While these photos of Carterton underwater look like they’re set safely in the distant past, Carterton is still at risk of major flooding if the Mangatārere stream tops its banks.

Any information about past floods can really help to predict future flooding and make decisions about flood protection for our area, and that’s where you can help!

Do you have any memories of past floods, or photos that you can share? How about old diaries, farm records or rainfall records? And it’s okay if you don’t have all the details and measurements. Your memory of the water coming up to the windows of Auntie Mae’s potting shed in the winter of 1983, is still valuable in helping to build up a fuller picture of what happens when we get a lot of rain.

If you have any information you’d like to contribute, or have any questions, please contact Esther Dijkstra from the Mangatarere Restoration Society at mangatarere.restoration@gmail.com or follow us on our Facebook page.

The Mangatārere Restoration Society (MRS) was established in 2012 as a stream care group working to enhance the water quality of the Mangatārere Stream.

In February 2019, a MRS project team was formed consisting of community members, iwi and Carterton Council representatives to work with Greater Wellington Regional Council to come up with a management plan for the Mangatārere catchment. A floodplain management plan is the first focus of this combined effort.

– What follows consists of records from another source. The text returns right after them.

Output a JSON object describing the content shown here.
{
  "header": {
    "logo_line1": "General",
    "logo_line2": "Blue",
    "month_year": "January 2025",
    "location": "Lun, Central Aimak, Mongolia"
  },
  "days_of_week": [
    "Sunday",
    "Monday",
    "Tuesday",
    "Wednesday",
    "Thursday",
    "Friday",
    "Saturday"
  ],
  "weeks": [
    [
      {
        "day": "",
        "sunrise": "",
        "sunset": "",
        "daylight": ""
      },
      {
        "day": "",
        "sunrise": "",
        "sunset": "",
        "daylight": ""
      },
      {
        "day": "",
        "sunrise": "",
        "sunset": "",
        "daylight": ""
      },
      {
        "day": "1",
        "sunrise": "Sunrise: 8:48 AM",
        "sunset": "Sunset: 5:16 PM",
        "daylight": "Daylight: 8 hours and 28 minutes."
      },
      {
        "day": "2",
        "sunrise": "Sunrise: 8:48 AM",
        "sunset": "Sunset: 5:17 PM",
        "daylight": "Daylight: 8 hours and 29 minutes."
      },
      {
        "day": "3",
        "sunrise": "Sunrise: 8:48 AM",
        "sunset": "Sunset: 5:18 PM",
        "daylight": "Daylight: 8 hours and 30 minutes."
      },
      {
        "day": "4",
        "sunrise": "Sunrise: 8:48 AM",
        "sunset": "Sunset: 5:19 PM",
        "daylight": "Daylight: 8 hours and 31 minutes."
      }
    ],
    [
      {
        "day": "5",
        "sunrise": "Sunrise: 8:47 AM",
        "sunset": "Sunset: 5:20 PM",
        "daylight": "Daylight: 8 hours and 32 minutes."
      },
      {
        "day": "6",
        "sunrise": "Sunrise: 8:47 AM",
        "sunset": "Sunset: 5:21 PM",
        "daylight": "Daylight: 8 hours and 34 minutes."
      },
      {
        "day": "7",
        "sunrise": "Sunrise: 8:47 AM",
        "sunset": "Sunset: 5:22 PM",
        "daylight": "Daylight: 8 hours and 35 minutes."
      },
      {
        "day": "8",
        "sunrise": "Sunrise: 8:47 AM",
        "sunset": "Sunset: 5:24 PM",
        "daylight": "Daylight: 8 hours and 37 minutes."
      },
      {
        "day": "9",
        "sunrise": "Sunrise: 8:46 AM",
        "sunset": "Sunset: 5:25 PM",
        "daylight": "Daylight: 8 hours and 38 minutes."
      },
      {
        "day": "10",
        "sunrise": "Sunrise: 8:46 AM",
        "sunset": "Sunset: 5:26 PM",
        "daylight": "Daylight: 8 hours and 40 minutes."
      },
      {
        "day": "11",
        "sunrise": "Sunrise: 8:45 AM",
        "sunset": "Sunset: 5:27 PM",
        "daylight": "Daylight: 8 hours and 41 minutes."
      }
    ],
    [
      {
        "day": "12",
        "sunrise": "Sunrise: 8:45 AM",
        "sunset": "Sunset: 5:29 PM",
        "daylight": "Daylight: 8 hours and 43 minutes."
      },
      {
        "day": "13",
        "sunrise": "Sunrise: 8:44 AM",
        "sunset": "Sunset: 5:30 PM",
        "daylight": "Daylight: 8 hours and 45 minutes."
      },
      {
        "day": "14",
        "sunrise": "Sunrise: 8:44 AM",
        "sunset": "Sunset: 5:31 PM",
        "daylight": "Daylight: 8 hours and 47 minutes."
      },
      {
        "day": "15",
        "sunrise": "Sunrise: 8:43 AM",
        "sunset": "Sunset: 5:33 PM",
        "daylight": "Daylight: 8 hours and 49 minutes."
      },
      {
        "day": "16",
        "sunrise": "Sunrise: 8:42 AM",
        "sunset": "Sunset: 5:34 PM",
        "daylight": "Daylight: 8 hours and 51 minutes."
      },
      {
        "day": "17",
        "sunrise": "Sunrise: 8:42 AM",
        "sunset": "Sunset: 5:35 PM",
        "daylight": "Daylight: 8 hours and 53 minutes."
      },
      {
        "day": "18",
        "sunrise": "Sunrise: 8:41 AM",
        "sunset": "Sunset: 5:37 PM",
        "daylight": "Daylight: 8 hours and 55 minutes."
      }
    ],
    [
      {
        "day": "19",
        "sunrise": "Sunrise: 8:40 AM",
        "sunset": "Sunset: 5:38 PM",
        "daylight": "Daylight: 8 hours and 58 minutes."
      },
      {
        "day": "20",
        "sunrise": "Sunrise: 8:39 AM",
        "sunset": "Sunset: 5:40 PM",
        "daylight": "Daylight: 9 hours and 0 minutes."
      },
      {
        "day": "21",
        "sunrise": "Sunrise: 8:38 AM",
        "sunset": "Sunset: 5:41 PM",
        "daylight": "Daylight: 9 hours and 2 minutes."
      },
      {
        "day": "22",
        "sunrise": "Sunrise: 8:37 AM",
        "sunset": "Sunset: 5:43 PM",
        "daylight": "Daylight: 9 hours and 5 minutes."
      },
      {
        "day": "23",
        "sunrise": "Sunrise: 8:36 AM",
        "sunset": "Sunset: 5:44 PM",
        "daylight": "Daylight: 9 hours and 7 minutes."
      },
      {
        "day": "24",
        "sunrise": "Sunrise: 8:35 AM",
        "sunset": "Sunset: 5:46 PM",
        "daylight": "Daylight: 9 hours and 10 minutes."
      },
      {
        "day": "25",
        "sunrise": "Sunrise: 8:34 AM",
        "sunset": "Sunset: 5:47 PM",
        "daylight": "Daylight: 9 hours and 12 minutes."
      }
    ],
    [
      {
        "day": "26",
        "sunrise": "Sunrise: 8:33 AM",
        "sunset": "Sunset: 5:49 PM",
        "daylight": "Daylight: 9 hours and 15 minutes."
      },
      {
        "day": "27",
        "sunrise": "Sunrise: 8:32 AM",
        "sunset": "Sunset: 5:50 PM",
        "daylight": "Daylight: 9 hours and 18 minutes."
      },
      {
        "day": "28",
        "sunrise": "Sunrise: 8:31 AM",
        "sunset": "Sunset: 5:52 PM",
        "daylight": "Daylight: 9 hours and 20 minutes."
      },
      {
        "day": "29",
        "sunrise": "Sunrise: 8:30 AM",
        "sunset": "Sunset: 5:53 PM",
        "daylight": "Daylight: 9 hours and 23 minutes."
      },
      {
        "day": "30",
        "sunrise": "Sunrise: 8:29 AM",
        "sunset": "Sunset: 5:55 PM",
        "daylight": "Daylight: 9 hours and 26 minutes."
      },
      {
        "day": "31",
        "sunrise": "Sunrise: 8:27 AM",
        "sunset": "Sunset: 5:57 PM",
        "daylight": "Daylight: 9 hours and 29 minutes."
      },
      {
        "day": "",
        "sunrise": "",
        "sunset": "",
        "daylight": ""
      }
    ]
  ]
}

“We want to look at the catchment-wide management of water and land, and make sure that we consider a range of views, methods and impacts,” says MRS member Esther Dijkstra. “While some stopbanks are inevitable, they’re not always the right solution. We want to work with the river, rather than against it, and while the process might take longer, the protection of people and land from flooding will be much longer-term also.”